THE TASK:
Reproduce the whole listing that follows, exactly as it stands.

INFORMATION SUPPLIED:
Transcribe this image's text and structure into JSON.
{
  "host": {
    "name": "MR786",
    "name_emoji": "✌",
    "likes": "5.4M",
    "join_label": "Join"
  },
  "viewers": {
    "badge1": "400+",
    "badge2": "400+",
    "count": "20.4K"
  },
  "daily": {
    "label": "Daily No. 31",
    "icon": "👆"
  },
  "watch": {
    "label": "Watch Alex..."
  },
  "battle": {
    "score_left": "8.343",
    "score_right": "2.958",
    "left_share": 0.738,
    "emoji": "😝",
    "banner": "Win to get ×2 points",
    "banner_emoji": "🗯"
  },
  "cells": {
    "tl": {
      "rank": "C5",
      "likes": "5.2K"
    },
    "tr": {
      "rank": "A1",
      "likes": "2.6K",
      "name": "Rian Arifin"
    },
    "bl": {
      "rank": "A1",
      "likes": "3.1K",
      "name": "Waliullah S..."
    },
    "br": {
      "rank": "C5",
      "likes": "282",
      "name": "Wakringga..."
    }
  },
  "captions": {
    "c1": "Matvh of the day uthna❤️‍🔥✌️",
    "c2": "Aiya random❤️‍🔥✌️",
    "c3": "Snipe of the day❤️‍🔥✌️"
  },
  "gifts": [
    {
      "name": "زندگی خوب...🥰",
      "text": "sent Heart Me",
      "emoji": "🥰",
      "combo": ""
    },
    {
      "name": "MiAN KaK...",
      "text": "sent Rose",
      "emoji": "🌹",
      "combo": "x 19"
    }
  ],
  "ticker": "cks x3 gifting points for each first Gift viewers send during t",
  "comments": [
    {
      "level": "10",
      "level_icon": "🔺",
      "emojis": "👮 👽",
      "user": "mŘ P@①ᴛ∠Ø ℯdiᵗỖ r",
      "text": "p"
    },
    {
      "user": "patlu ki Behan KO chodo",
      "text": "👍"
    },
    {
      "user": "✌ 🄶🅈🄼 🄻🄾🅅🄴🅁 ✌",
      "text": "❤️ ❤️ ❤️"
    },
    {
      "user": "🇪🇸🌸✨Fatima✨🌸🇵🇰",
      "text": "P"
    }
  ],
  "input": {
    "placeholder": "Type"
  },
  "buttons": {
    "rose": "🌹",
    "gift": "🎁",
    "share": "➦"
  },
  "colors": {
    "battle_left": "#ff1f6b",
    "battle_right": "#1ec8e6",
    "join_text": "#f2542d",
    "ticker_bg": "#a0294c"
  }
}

SOLUTION TO THIS EXERCISE:
Transcribe this image's text and structure into JSON.
{
  "host": {
    "name": "MR786",
    "name_emoji": "✌",
    "likes": "5.4M",
    "join_label": "Join"
  },
  "viewers": {
    "badge1": "400+",
    "badge2": "400+",
    "count": "20.4K"
  },
  "daily": {
    "label": "Daily No. 31",
    "icon": "👆"
  },
  "watch": {
    "label": "Watch Alex..."
  },
  "battle": {
    "score_left": "8.343",
    "score_right": "2.958",
    "left_share": 0.738,
    "emoji": "😝",
    "banner": "Win to get ×2 points",
    "banner_emoji": "🗯"
  },
  "cells": {
    "tl": {
      "rank": "C5",
      "likes": "5.2K"
    },
    "tr": {
      "rank": "A1",
      "likes": "2.6K",
      "name": "Rian Arifin"
    },
    "bl": {
      "rank": "A1",
      "likes": "3.1K",
      "name": "Waliullah S..."
    },
    "br": {
      "rank": "C5",
      "likes": "282",
      "name": "Wakringga..."
    }
  },
  "captions": {
    "c1": "Matvh of the day uthna❤️‍🔥✌️",
    "c2": "Aiya random❤️‍🔥✌️",
    "c3": "Snipe of the day❤️‍🔥✌️"
  },
  "gifts": [
    {
      "name": "زندگی خوب...🥰",
      "text": "sent Heart Me",
      "emoji": "🥰",
      "combo": ""
    },
    {
      "name": "MiAN KaK...",
      "text": "sent Rose",
      "emoji": "🌹",
      "combo": "x 19"
    }
  ],
  "ticker": "cks x3 gifting points for each first Gift viewers send during t",
  "comments": [
    {
      "level": "10",
      "level_icon": "🔺",
      "emojis": "👮 👽",
      "user": "mŘ P@①ᴛ∠Ø ℯdiᵗỖ r",
      "text": "p"
    },
    {
      "user": "patlu ki Behan KO chodo",
      "text": "👍"
    },
    {
      "user": "✌ 🄶🅈🄼 🄻🄾🅅🄴🅁 ✌",
      "text": "❤️ ❤️ ❤️"
    },
    {
      "user": "🇪🇸🌸✨Fatima✨🌸🇵🇰",
      "text": "P"
    }
  ],
  "input": {
    "placeholder": "Type"
  },
  "buttons": {
    "rose": "🌹",
    "gift": "🎁",
    "share": "➦"
  },
  "colors": {
    "battle_left": "#ff1f6b",
    "battle_right": "#1ec8e6",
    "join_text": "#f2542d",
    "ticker_bg": "#a0294c"
  }
}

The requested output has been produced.